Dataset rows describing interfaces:
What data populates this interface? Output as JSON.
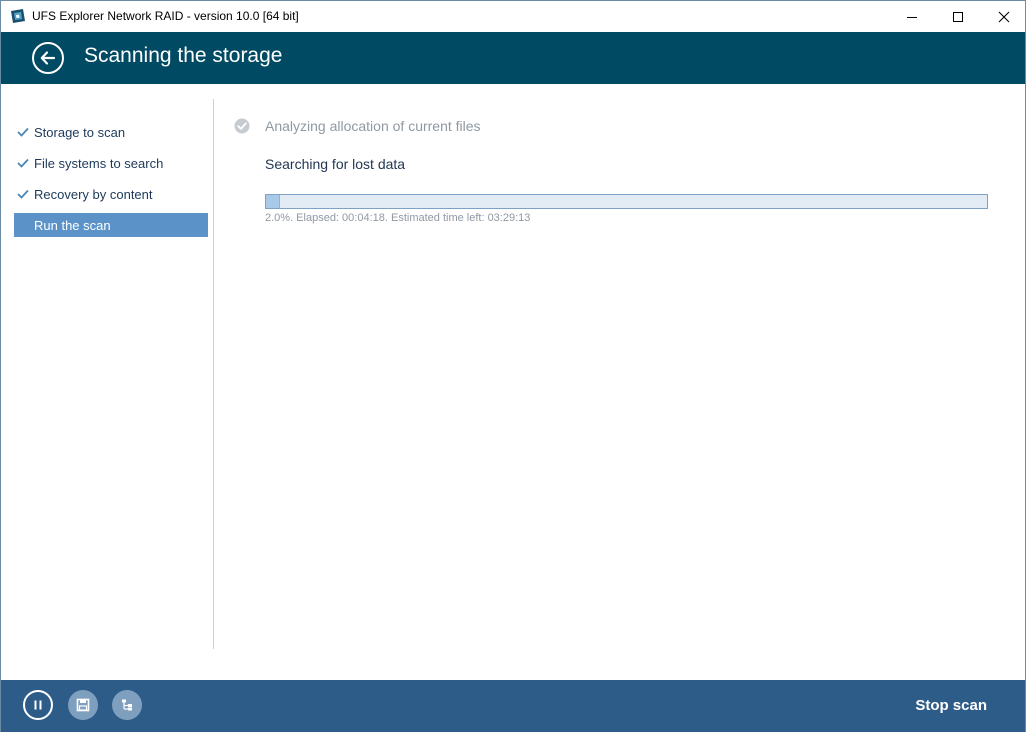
{
  "window": {
    "title": "UFS Explorer Network RAID - version 10.0 [64 bit]",
    "controls": [
      "minimize-icon",
      "maximize-icon",
      "close-icon"
    ]
  },
  "header": {
    "title": "Scanning the storage",
    "back_icon": "back-arrow-icon"
  },
  "sidebar": {
    "steps": [
      {
        "label": "Storage to scan",
        "state": "done"
      },
      {
        "label": "File systems to search",
        "state": "done"
      },
      {
        "label": "Recovery by content",
        "state": "done"
      },
      {
        "label": "Run the scan",
        "state": "active"
      }
    ]
  },
  "main": {
    "completed_phase": "Analyzing allocation of current files",
    "current_phase": "Searching for lost data",
    "progress_percent": 2.0,
    "progress_text": "2.0%. Elapsed: 00:04:18. Estimated time left: 03:29:13"
  },
  "footer": {
    "buttons": [
      "pause-icon",
      "save-icon",
      "tree-icon"
    ],
    "stop_label": "Stop scan"
  },
  "colors": {
    "header_bg": "#004a63",
    "footer_bg": "#2e5c89",
    "active_step": "#5b93c9",
    "progress_fill": "#a9c9e8"
  }
}
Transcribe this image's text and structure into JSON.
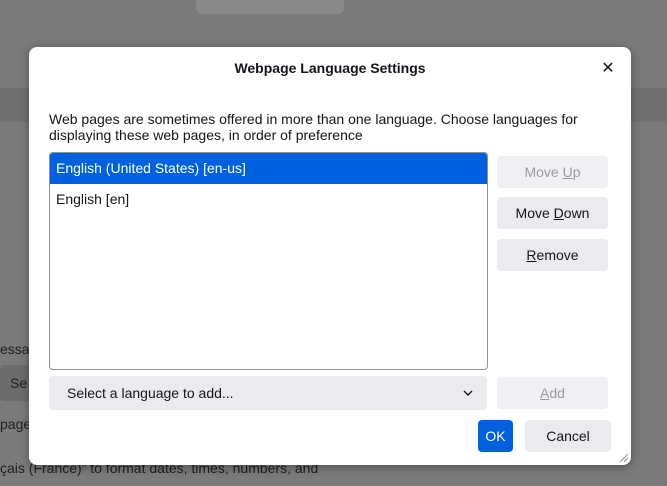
{
  "dialog": {
    "title": "Webpage Language Settings",
    "close_glyph": "✕",
    "description": "Web pages are sometimes offered in more than one language. Choose languages for displaying these web pages, in order of preference",
    "languages": [
      {
        "label": "English (United States) [en-us]",
        "selected": true
      },
      {
        "label": "English [en]",
        "selected": false
      }
    ],
    "move_up": {
      "pre": "Move ",
      "key": "U",
      "post": "p",
      "enabled": false
    },
    "move_down": {
      "pre": "Move ",
      "key": "D",
      "post": "own",
      "enabled": true
    },
    "remove": {
      "pre": "",
      "key": "R",
      "post": "emove",
      "enabled": true
    },
    "select_placeholder": "Select a language to add...",
    "chevron_glyph": "⌄",
    "add": {
      "pre": "",
      "key": "A",
      "post": "dd",
      "enabled": false
    },
    "ok_label": "OK",
    "cancel_label": "Cancel"
  },
  "background": {
    "fragment1": "essa",
    "button_fragment": "Se",
    "fragment2": "page",
    "fragment3": "çais (France)” to format dates, times, numbers, and"
  },
  "colors": {
    "accent": "#0061e0",
    "overlay": "#7a7a7b"
  }
}
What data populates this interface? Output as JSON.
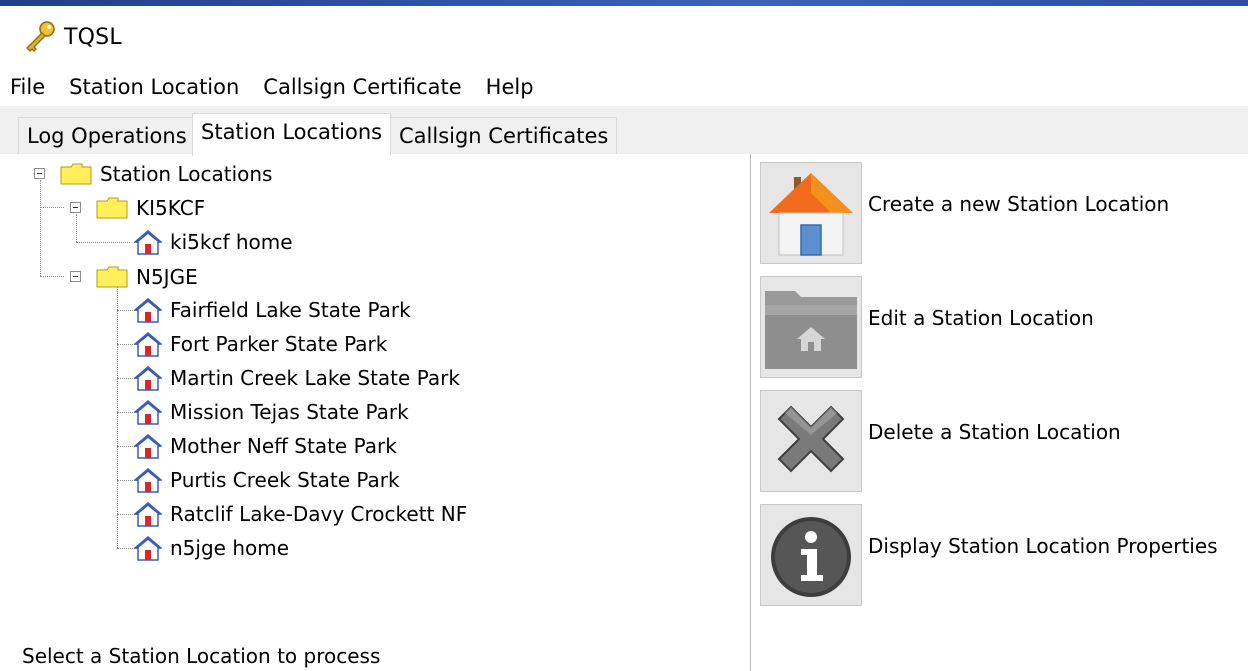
{
  "window": {
    "title": "TQSL"
  },
  "menu": [
    "File",
    "Station Location",
    "Callsign Certificate",
    "Help"
  ],
  "tabs": [
    {
      "label": "Log Operations"
    },
    {
      "label": "Station Locations"
    },
    {
      "label": "Callsign Certificates"
    }
  ],
  "active_tab": "Station Locations",
  "tree": {
    "root": "Station Locations",
    "groups": [
      {
        "label": "KI5KCF",
        "items": [
          "ki5kcf home"
        ]
      },
      {
        "label": "N5JGE",
        "items": [
          "Fairfield Lake State Park",
          "Fort Parker State Park",
          "Martin Creek Lake State Park",
          "Mission Tejas State Park",
          "Mother Neff State Park",
          "Purtis Creek State Park",
          "Ratclif Lake-Davy Crockett NF",
          "n5jge home"
        ]
      }
    ]
  },
  "status": "Select a Station Location to process",
  "actions": [
    {
      "label": "Create a new Station Location",
      "icon": "house-add-icon"
    },
    {
      "label": "Edit a Station Location",
      "icon": "folder-house-icon"
    },
    {
      "label": "Delete a Station Location",
      "icon": "delete-x-icon"
    },
    {
      "label": "Display Station Location Properties",
      "icon": "info-icon"
    }
  ],
  "colors": {
    "folder": "#ffef5a",
    "house_roof": "#3b5db5",
    "house_door": "#d9262b",
    "title_strip": "#2b4f9e"
  }
}
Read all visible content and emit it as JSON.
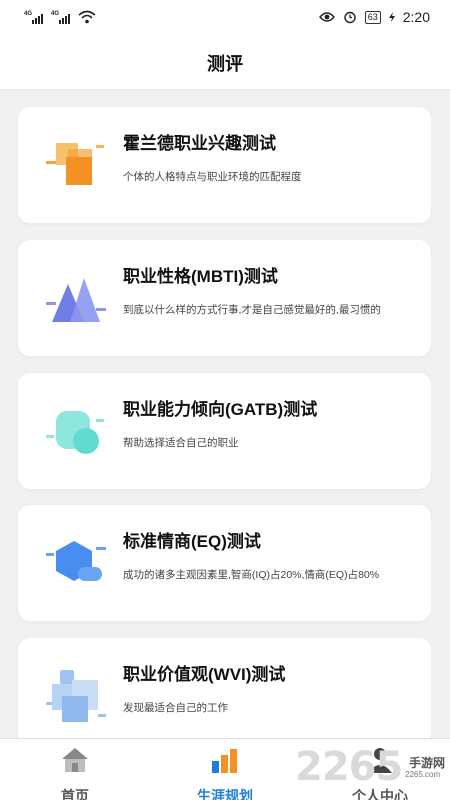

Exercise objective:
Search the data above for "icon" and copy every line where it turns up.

Expected answer:
      "minimize-icon",
      "maximize-icon",
      "close-icon"
    "back_icon": "back-arrow-icon"
      "pause-icon",
      "save-icon",
      "tree-icon"
      "icon": "house-add-icon"
      "icon": "folder-house-icon"
      "icon": "delete-x-icon"
      "icon": "info-icon"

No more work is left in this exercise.